### Task instructions
If a line of the records contains the word "datetime", list it.
=====
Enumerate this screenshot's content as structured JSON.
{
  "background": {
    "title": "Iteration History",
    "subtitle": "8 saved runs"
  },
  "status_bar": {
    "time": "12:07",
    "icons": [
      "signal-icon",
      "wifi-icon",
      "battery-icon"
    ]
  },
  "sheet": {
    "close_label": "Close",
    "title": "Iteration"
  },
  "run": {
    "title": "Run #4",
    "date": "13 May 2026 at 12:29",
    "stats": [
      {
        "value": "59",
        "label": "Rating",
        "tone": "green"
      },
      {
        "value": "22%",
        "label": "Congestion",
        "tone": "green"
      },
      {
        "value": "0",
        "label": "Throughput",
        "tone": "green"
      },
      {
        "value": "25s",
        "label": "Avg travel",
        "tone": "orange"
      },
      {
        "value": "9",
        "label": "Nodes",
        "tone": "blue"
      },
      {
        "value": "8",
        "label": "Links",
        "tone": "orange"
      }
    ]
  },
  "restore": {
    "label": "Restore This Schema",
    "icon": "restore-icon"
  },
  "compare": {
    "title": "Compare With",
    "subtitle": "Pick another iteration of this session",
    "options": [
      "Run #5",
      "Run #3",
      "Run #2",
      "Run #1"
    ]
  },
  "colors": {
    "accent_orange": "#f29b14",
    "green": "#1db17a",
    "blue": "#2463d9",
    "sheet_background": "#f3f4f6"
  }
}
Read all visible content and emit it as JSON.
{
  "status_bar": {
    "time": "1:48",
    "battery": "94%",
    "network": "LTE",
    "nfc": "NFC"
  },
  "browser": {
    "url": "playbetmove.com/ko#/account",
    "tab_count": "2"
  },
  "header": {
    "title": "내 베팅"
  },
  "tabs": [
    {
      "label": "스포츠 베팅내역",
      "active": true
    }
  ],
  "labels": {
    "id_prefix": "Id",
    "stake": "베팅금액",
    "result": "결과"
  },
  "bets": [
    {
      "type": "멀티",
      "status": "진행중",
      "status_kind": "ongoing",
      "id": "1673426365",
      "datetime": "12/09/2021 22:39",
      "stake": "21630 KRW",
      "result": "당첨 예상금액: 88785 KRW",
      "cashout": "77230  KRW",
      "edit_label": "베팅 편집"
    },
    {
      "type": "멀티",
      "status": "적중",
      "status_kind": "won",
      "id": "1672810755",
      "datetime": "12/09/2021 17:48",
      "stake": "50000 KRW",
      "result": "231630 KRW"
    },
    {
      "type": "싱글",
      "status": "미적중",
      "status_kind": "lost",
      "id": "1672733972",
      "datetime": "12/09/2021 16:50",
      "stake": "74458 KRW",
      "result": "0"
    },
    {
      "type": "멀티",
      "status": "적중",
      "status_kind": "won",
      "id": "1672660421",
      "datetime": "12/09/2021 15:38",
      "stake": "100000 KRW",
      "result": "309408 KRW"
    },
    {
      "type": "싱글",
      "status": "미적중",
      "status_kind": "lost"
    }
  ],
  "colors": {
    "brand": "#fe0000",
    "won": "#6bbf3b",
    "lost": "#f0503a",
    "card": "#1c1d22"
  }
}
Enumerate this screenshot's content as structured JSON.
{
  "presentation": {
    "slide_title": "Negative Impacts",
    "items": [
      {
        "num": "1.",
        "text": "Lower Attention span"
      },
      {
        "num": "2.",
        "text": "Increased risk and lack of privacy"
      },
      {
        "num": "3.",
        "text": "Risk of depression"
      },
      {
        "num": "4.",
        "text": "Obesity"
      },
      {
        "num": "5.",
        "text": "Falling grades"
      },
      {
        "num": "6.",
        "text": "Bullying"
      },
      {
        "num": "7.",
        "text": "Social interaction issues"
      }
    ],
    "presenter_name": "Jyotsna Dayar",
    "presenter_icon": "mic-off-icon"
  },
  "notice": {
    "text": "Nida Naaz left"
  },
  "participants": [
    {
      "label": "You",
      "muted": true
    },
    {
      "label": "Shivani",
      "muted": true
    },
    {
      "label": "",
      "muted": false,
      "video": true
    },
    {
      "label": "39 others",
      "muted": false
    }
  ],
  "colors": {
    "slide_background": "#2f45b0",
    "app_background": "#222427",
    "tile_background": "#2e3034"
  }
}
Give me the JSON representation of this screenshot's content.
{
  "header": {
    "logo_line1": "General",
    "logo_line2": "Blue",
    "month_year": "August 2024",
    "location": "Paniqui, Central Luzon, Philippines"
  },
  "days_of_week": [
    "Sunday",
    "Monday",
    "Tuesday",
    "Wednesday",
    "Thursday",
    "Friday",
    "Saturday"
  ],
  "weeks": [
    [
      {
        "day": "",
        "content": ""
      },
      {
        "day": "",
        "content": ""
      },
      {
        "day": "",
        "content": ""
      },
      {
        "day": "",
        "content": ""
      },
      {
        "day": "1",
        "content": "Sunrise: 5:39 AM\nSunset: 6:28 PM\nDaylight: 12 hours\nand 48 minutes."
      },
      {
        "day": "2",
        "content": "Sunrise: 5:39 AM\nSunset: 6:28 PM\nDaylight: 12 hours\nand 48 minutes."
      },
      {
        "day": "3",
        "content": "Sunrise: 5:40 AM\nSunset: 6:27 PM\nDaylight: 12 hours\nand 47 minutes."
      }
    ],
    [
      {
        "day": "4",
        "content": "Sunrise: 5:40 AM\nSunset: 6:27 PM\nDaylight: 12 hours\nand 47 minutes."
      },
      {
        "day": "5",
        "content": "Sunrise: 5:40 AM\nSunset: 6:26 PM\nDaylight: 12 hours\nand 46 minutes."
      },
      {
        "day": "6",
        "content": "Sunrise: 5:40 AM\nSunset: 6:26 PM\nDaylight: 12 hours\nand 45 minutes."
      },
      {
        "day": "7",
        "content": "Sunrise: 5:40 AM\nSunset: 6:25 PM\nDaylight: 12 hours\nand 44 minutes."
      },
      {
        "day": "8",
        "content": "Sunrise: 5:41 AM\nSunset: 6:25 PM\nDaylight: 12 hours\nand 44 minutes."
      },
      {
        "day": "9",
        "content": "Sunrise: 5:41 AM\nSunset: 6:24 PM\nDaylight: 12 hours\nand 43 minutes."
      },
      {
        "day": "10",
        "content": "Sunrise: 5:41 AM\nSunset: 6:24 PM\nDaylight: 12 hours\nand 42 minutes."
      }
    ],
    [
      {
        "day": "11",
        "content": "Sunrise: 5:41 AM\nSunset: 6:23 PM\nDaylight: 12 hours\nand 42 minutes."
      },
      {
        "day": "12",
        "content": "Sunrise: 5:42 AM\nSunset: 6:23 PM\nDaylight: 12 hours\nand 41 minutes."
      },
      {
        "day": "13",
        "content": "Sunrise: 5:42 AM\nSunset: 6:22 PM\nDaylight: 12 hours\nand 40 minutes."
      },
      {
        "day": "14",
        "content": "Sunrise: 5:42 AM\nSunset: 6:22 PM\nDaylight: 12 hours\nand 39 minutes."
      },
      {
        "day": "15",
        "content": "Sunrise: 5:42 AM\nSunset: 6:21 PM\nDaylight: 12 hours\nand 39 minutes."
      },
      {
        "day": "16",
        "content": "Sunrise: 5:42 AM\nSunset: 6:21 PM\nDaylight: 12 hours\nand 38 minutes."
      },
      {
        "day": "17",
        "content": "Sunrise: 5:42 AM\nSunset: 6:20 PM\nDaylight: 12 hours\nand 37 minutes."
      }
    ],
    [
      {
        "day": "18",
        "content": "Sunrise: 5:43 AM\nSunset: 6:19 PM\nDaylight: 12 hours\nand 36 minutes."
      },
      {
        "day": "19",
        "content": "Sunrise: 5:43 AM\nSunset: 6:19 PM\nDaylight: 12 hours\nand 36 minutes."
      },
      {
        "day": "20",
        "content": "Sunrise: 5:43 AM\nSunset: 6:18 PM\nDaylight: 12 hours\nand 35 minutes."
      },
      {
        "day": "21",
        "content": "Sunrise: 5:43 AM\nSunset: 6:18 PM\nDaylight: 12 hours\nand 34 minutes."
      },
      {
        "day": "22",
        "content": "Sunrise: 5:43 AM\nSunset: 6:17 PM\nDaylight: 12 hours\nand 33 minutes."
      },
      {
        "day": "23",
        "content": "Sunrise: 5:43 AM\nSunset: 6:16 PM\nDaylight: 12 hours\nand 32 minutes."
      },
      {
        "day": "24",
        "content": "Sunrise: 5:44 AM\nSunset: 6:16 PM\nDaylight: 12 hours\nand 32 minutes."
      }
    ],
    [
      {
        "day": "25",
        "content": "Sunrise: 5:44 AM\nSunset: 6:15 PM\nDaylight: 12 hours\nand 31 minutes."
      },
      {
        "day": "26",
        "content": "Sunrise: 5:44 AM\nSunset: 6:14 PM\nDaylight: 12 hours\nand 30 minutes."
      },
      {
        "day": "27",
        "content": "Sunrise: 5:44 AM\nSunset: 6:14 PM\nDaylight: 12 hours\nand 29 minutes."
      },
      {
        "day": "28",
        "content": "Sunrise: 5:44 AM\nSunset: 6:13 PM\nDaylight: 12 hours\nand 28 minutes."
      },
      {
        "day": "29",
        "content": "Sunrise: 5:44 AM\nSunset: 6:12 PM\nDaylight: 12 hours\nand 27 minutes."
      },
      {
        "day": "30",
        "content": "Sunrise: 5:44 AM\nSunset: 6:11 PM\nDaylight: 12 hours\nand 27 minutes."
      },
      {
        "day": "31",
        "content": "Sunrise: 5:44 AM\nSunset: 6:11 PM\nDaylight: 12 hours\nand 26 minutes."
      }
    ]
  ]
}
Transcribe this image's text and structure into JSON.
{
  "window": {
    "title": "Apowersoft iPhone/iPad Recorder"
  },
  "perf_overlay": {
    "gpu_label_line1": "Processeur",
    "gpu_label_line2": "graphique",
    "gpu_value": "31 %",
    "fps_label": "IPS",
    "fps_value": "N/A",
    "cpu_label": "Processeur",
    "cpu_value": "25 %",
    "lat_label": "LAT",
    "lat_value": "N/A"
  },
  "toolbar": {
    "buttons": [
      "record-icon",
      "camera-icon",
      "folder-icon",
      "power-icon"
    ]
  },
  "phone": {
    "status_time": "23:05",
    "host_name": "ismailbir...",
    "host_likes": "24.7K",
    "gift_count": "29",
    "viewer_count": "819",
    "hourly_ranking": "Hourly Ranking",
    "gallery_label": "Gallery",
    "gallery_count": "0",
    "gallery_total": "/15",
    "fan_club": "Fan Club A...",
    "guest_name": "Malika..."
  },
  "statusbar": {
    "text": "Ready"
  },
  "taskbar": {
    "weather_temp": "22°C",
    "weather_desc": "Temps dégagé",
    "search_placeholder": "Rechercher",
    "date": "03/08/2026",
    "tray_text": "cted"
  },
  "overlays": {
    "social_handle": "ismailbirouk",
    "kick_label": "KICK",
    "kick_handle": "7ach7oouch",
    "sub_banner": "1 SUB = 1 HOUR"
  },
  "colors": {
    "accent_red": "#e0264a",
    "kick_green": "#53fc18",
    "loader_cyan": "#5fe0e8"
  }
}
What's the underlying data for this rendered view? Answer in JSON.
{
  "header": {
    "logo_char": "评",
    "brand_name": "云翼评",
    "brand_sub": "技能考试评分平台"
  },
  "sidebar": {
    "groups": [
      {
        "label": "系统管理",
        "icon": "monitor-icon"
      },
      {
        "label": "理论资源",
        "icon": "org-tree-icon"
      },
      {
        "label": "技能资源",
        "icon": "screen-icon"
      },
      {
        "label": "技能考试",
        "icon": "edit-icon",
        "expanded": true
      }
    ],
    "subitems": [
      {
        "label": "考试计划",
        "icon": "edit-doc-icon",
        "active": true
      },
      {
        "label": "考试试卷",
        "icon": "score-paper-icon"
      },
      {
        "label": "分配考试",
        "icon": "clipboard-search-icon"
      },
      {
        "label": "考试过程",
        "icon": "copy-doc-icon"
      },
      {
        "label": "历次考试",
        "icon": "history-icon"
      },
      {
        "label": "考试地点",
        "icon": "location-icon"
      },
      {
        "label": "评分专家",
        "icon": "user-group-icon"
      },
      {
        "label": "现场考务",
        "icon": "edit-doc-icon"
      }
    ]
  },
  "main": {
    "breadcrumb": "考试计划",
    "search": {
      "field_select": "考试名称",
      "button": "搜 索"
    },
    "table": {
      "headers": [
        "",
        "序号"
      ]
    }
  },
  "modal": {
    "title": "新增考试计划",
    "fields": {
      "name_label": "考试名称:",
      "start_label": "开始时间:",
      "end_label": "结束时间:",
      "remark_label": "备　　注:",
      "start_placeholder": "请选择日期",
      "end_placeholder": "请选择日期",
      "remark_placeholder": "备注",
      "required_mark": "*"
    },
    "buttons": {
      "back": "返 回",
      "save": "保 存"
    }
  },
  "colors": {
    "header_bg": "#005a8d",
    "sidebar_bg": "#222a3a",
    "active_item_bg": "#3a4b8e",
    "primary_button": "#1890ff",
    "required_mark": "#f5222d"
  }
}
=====
### Your response
      "datetime": "12/09/2021 22:39",
      "datetime": "12/09/2021 17:48",
      "datetime": "12/09/2021 16:50",
      "datetime": "12/09/2021 15:38",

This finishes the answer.